[Task inputs — start]
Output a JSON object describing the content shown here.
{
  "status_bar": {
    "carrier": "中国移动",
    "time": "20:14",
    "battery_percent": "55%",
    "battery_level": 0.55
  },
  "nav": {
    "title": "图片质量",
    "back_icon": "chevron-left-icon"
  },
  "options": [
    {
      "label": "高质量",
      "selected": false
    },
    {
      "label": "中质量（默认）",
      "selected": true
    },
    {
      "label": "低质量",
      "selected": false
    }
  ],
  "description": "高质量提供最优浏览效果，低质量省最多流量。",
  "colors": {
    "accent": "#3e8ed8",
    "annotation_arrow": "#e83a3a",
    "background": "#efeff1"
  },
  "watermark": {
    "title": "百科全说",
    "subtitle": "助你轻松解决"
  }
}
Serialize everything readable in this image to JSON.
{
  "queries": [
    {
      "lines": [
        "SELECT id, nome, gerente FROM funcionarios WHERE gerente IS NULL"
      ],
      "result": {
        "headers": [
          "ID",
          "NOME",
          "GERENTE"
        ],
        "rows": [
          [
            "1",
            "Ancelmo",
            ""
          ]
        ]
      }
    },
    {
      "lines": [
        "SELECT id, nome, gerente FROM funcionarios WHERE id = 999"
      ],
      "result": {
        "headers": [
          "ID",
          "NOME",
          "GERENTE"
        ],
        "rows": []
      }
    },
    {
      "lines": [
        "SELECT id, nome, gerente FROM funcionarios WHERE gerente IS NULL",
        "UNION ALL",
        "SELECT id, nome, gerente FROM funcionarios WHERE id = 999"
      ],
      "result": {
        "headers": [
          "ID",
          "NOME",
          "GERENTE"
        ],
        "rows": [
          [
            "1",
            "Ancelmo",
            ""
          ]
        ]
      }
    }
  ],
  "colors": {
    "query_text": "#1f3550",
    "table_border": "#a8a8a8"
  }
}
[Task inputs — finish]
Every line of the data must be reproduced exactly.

Output a JSON object describing the content shown here.
{
  "status_bar": {
    "carrier": "中国移动",
    "time": "20:14",
    "battery_percent": "55%",
    "battery_level": 0.55
  },
  "nav": {
    "title": "图片质量",
    "back_icon": "chevron-left-icon"
  },
  "options": [
    {
      "label": "高质量",
      "selected": false
    },
    {
      "label": "中质量（默认）",
      "selected": true
    },
    {
      "label": "低质量",
      "selected": false
    }
  ],
  "description": "高质量提供最优浏览效果，低质量省最多流量。",
  "colors": {
    "accent": "#3e8ed8",
    "annotation_arrow": "#e83a3a",
    "background": "#efeff1"
  },
  "watermark": {
    "title": "百科全说",
    "subtitle": "助你轻松解决"
  }
}
Serialize everything readable in this image to JSON.
{
  "queries": [
    {
      "lines": [
        "SELECT id, nome, gerente FROM funcionarios WHERE gerente IS NULL"
      ],
      "result": {
        "headers": [
          "ID",
          "NOME",
          "GERENTE"
        ],
        "rows": [
          [
            "1",
            "Ancelmo",
            ""
          ]
        ]
      }
    },
    {
      "lines": [
        "SELECT id, nome, gerente FROM funcionarios WHERE id = 999"
      ],
      "result": {
        "headers": [
          "ID",
          "NOME",
          "GERENTE"
        ],
        "rows": []
      }
    },
    {
      "lines": [
        "SELECT id, nome, gerente FROM funcionarios WHERE gerente IS NULL",
        "UNION ALL",
        "SELECT id, nome, gerente FROM funcionarios WHERE id = 999"
      ],
      "result": {
        "headers": [
          "ID",
          "NOME",
          "GERENTE"
        ],
        "rows": [
          [
            "1",
            "Ancelmo",
            ""
          ]
        ]
      }
    }
  ],
  "colors": {
    "query_text": "#1f3550",
    "table_border": "#a8a8a8"
  }
}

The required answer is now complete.